## Extracted records
━━━━━━━━━━━━━━━━━━━━
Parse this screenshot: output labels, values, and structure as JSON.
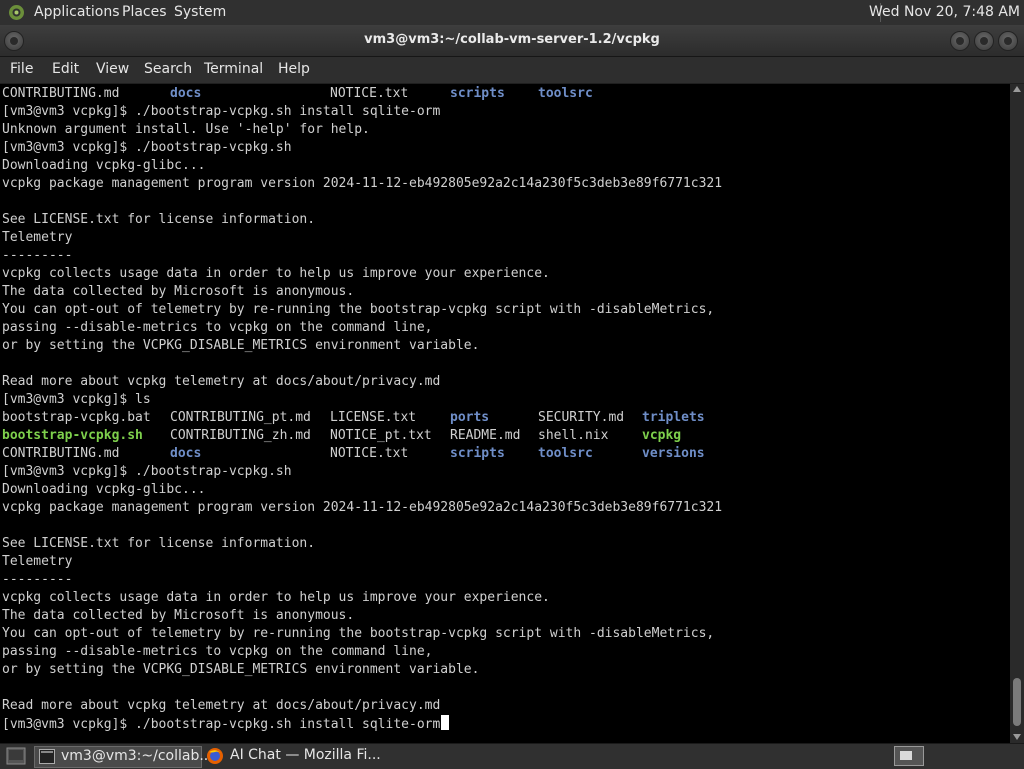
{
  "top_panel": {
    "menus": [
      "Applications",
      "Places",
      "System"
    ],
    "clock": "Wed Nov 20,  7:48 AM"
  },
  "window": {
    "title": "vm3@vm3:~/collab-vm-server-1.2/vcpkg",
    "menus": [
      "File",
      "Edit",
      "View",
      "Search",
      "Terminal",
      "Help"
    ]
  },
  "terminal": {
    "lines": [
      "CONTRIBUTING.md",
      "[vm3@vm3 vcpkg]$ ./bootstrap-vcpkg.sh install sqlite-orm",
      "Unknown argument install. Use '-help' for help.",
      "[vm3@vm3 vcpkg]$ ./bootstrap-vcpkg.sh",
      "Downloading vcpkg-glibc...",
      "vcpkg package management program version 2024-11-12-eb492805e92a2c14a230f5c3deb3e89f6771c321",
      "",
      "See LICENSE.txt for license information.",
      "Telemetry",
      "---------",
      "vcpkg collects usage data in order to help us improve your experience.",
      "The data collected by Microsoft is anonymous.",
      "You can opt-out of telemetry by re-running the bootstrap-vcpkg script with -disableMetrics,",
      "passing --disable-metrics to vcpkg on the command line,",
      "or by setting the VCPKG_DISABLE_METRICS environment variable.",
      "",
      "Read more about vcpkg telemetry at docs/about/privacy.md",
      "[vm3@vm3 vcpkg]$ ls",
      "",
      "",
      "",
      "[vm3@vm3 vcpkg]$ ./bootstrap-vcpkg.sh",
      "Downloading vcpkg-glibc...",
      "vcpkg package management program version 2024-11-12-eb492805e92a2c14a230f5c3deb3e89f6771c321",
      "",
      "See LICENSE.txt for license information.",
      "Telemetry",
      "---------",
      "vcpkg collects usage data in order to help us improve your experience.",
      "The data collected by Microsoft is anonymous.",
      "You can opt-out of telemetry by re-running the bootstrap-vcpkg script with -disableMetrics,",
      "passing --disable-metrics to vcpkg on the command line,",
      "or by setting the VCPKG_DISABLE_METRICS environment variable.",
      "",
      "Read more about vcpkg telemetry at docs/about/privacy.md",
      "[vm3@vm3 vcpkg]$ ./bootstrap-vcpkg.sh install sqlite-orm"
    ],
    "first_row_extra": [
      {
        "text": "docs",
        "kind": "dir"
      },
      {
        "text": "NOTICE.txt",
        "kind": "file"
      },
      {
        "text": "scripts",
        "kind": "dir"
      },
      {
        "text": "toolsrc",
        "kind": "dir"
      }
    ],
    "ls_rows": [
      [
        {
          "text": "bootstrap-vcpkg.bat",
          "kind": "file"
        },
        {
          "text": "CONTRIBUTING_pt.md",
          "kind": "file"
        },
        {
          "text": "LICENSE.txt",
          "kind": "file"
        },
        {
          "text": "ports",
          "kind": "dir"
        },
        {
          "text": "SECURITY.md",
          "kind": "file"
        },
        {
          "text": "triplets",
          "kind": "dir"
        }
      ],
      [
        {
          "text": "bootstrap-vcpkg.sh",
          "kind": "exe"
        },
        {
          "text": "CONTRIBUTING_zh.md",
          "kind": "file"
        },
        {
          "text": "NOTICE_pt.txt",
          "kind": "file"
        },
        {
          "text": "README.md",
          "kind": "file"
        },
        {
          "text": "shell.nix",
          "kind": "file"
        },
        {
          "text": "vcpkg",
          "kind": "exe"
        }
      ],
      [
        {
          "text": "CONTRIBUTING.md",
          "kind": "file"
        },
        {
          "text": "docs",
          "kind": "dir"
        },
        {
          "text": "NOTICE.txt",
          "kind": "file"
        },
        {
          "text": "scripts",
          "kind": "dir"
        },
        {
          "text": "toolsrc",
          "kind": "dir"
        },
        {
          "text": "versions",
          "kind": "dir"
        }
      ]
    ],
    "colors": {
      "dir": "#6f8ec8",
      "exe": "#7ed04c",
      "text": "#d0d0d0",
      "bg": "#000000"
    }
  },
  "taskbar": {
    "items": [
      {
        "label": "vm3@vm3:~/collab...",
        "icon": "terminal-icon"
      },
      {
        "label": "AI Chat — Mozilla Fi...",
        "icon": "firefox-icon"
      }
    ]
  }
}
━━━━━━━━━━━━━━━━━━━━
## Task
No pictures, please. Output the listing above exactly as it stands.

## Output for this task
Parse this screenshot: output labels, values, and structure as JSON.
{
  "top_panel": {
    "menus": [
      "Applications",
      "Places",
      "System"
    ],
    "clock": "Wed Nov 20,  7:48 AM"
  },
  "window": {
    "title": "vm3@vm3:~/collab-vm-server-1.2/vcpkg",
    "menus": [
      "File",
      "Edit",
      "View",
      "Search",
      "Terminal",
      "Help"
    ]
  },
  "terminal": {
    "lines": [
      "CONTRIBUTING.md",
      "[vm3@vm3 vcpkg]$ ./bootstrap-vcpkg.sh install sqlite-orm",
      "Unknown argument install. Use '-help' for help.",
      "[vm3@vm3 vcpkg]$ ./bootstrap-vcpkg.sh",
      "Downloading vcpkg-glibc...",
      "vcpkg package management program version 2024-11-12-eb492805e92a2c14a230f5c3deb3e89f6771c321",
      "",
      "See LICENSE.txt for license information.",
      "Telemetry",
      "---------",
      "vcpkg collects usage data in order to help us improve your experience.",
      "The data collected by Microsoft is anonymous.",
      "You can opt-out of telemetry by re-running the bootstrap-vcpkg script with -disableMetrics,",
      "passing --disable-metrics to vcpkg on the command line,",
      "or by setting the VCPKG_DISABLE_METRICS environment variable.",
      "",
      "Read more about vcpkg telemetry at docs/about/privacy.md",
      "[vm3@vm3 vcpkg]$ ls",
      "",
      "",
      "",
      "[vm3@vm3 vcpkg]$ ./bootstrap-vcpkg.sh",
      "Downloading vcpkg-glibc...",
      "vcpkg package management program version 2024-11-12-eb492805e92a2c14a230f5c3deb3e89f6771c321",
      "",
      "See LICENSE.txt for license information.",
      "Telemetry",
      "---------",
      "vcpkg collects usage data in order to help us improve your experience.",
      "The data collected by Microsoft is anonymous.",
      "You can opt-out of telemetry by re-running the bootstrap-vcpkg script with -disableMetrics,",
      "passing --disable-metrics to vcpkg on the command line,",
      "or by setting the VCPKG_DISABLE_METRICS environment variable.",
      "",
      "Read more about vcpkg telemetry at docs/about/privacy.md",
      "[vm3@vm3 vcpkg]$ ./bootstrap-vcpkg.sh install sqlite-orm"
    ],
    "first_row_extra": [
      {
        "text": "docs",
        "kind": "dir"
      },
      {
        "text": "NOTICE.txt",
        "kind": "file"
      },
      {
        "text": "scripts",
        "kind": "dir"
      },
      {
        "text": "toolsrc",
        "kind": "dir"
      }
    ],
    "ls_rows": [
      [
        {
          "text": "bootstrap-vcpkg.bat",
          "kind": "file"
        },
        {
          "text": "CONTRIBUTING_pt.md",
          "kind": "file"
        },
        {
          "text": "LICENSE.txt",
          "kind": "file"
        },
        {
          "text": "ports",
          "kind": "dir"
        },
        {
          "text": "SECURITY.md",
          "kind": "file"
        },
        {
          "text": "triplets",
          "kind": "dir"
        }
      ],
      [
        {
          "text": "bootstrap-vcpkg.sh",
          "kind": "exe"
        },
        {
          "text": "CONTRIBUTING_zh.md",
          "kind": "file"
        },
        {
          "text": "NOTICE_pt.txt",
          "kind": "file"
        },
        {
          "text": "README.md",
          "kind": "file"
        },
        {
          "text": "shell.nix",
          "kind": "file"
        },
        {
          "text": "vcpkg",
          "kind": "exe"
        }
      ],
      [
        {
          "text": "CONTRIBUTING.md",
          "kind": "file"
        },
        {
          "text": "docs",
          "kind": "dir"
        },
        {
          "text": "NOTICE.txt",
          "kind": "file"
        },
        {
          "text": "scripts",
          "kind": "dir"
        },
        {
          "text": "toolsrc",
          "kind": "dir"
        },
        {
          "text": "versions",
          "kind": "dir"
        }
      ]
    ],
    "colors": {
      "dir": "#6f8ec8",
      "exe": "#7ed04c",
      "text": "#d0d0d0",
      "bg": "#000000"
    }
  },
  "taskbar": {
    "items": [
      {
        "label": "vm3@vm3:~/collab...",
        "icon": "terminal-icon"
      },
      {
        "label": "AI Chat — Mozilla Fi...",
        "icon": "firefox-icon"
      }
    ]
  }
}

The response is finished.